═════ Data for this task ═════

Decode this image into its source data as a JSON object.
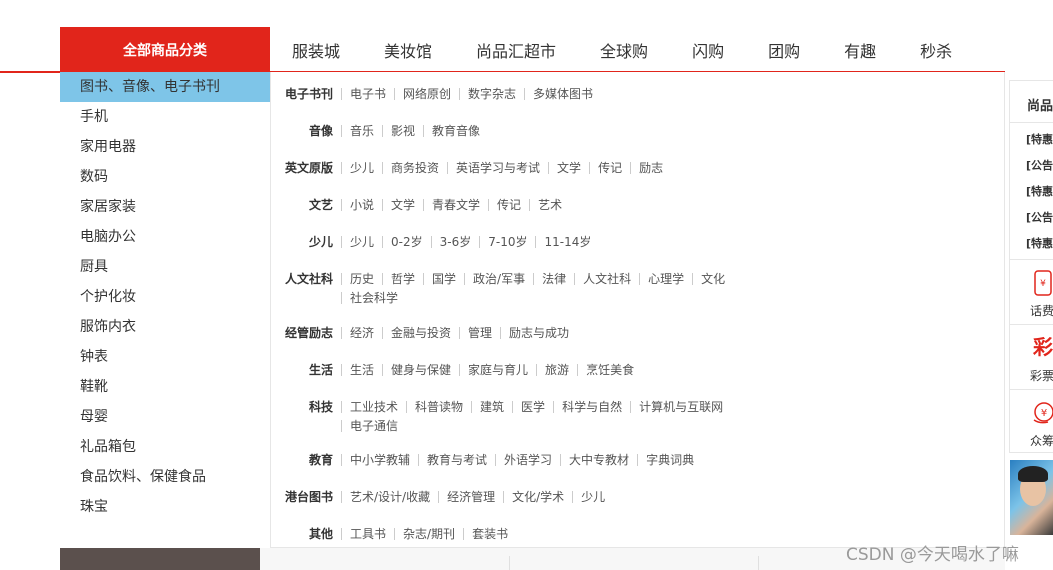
{
  "header": {
    "all_categories": "全部商品分类",
    "nav": [
      "服装城",
      "美妆馆",
      "尚品汇超市",
      "全球购",
      "闪购",
      "团购",
      "有趣",
      "秒杀"
    ]
  },
  "sidebar": {
    "active_color": "#7ec5e8",
    "categories": [
      "图书、音像、电子书刊",
      "手机",
      "家用电器",
      "数码",
      "家居家装",
      "电脑办公",
      "厨具",
      "个护化妆",
      "服饰内衣",
      "钟表",
      "鞋靴",
      "母婴",
      "礼品箱包",
      "食品饮料、保健食品",
      "珠宝"
    ]
  },
  "panel": {
    "rows": [
      {
        "title": "电子书刊",
        "links": [
          "电子书",
          "网络原创",
          "数字杂志",
          "多媒体图书"
        ]
      },
      {
        "title": "音像",
        "links": [
          "音乐",
          "影视",
          "教育音像"
        ]
      },
      {
        "title": "英文原版",
        "links": [
          "少儿",
          "商务投资",
          "英语学习与考试",
          "文学",
          "传记",
          "励志"
        ]
      },
      {
        "title": "文艺",
        "links": [
          "小说",
          "文学",
          "青春文学",
          "传记",
          "艺术"
        ]
      },
      {
        "title": "少儿",
        "links": [
          "少儿",
          "0-2岁",
          "3-6岁",
          "7-10岁",
          "11-14岁"
        ]
      },
      {
        "title": "人文社科",
        "links": [
          "历史",
          "哲学",
          "国学",
          "政治/军事",
          "法律",
          "人文社科",
          "心理学",
          "文化",
          "社会科学"
        ]
      },
      {
        "title": "经管励志",
        "links": [
          "经济",
          "金融与投资",
          "管理",
          "励志与成功"
        ]
      },
      {
        "title": "生活",
        "links": [
          "生活",
          "健身与保健",
          "家庭与育儿",
          "旅游",
          "烹饪美食"
        ]
      },
      {
        "title": "科技",
        "links": [
          "工业技术",
          "科普读物",
          "建筑",
          "医学",
          "科学与自然",
          "计算机与互联网",
          "电子通信"
        ]
      },
      {
        "title": "教育",
        "links": [
          "中小学教辅",
          "教育与考试",
          "外语学习",
          "大中专教材",
          "字典词典"
        ]
      },
      {
        "title": "港台图书",
        "links": [
          "艺术/设计/收藏",
          "经济管理",
          "文化/学术",
          "少儿"
        ]
      },
      {
        "title": "其他",
        "links": [
          "工具书",
          "杂志/期刊",
          "套装书"
        ]
      }
    ]
  },
  "right": {
    "title": "尚品",
    "notices": [
      "[特惠",
      "[公告",
      "[特惠",
      "[公告",
      "[特惠"
    ],
    "services": [
      {
        "label": "话费",
        "icon": "phone-recharge-icon"
      },
      {
        "label": "彩票",
        "glyph": "彩",
        "icon": "lottery-icon"
      },
      {
        "label": "众筹",
        "icon": "crowdfunding-icon"
      }
    ]
  },
  "watermark": "CSDN @今天喝水了嘛",
  "colors": {
    "brand_red": "#e1251b"
  }
}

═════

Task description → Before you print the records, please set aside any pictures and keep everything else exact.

Solved problem →
Decode this image into its source data as a JSON object.
{
  "header": {
    "all_categories": "全部商品分类",
    "nav": [
      "服装城",
      "美妆馆",
      "尚品汇超市",
      "全球购",
      "闪购",
      "团购",
      "有趣",
      "秒杀"
    ]
  },
  "sidebar": {
    "active_color": "#7ec5e8",
    "categories": [
      "图书、音像、电子书刊",
      "手机",
      "家用电器",
      "数码",
      "家居家装",
      "电脑办公",
      "厨具",
      "个护化妆",
      "服饰内衣",
      "钟表",
      "鞋靴",
      "母婴",
      "礼品箱包",
      "食品饮料、保健食品",
      "珠宝"
    ]
  },
  "panel": {
    "rows": [
      {
        "title": "电子书刊",
        "links": [
          "电子书",
          "网络原创",
          "数字杂志",
          "多媒体图书"
        ]
      },
      {
        "title": "音像",
        "links": [
          "音乐",
          "影视",
          "教育音像"
        ]
      },
      {
        "title": "英文原版",
        "links": [
          "少儿",
          "商务投资",
          "英语学习与考试",
          "文学",
          "传记",
          "励志"
        ]
      },
      {
        "title": "文艺",
        "links": [
          "小说",
          "文学",
          "青春文学",
          "传记",
          "艺术"
        ]
      },
      {
        "title": "少儿",
        "links": [
          "少儿",
          "0-2岁",
          "3-6岁",
          "7-10岁",
          "11-14岁"
        ]
      },
      {
        "title": "人文社科",
        "links": [
          "历史",
          "哲学",
          "国学",
          "政治/军事",
          "法律",
          "人文社科",
          "心理学",
          "文化",
          "社会科学"
        ]
      },
      {
        "title": "经管励志",
        "links": [
          "经济",
          "金融与投资",
          "管理",
          "励志与成功"
        ]
      },
      {
        "title": "生活",
        "links": [
          "生活",
          "健身与保健",
          "家庭与育儿",
          "旅游",
          "烹饪美食"
        ]
      },
      {
        "title": "科技",
        "links": [
          "工业技术",
          "科普读物",
          "建筑",
          "医学",
          "科学与自然",
          "计算机与互联网",
          "电子通信"
        ]
      },
      {
        "title": "教育",
        "links": [
          "中小学教辅",
          "教育与考试",
          "外语学习",
          "大中专教材",
          "字典词典"
        ]
      },
      {
        "title": "港台图书",
        "links": [
          "艺术/设计/收藏",
          "经济管理",
          "文化/学术",
          "少儿"
        ]
      },
      {
        "title": "其他",
        "links": [
          "工具书",
          "杂志/期刊",
          "套装书"
        ]
      }
    ]
  },
  "right": {
    "title": "尚品",
    "notices": [
      "[特惠",
      "[公告",
      "[特惠",
      "[公告",
      "[特惠"
    ],
    "services": [
      {
        "label": "话费",
        "icon": "phone-recharge-icon"
      },
      {
        "label": "彩票",
        "glyph": "彩",
        "icon": "lottery-icon"
      },
      {
        "label": "众筹",
        "icon": "crowdfunding-icon"
      }
    ]
  },
  "watermark": "CSDN @今天喝水了嘛",
  "colors": {
    "brand_red": "#e1251b"
  }
}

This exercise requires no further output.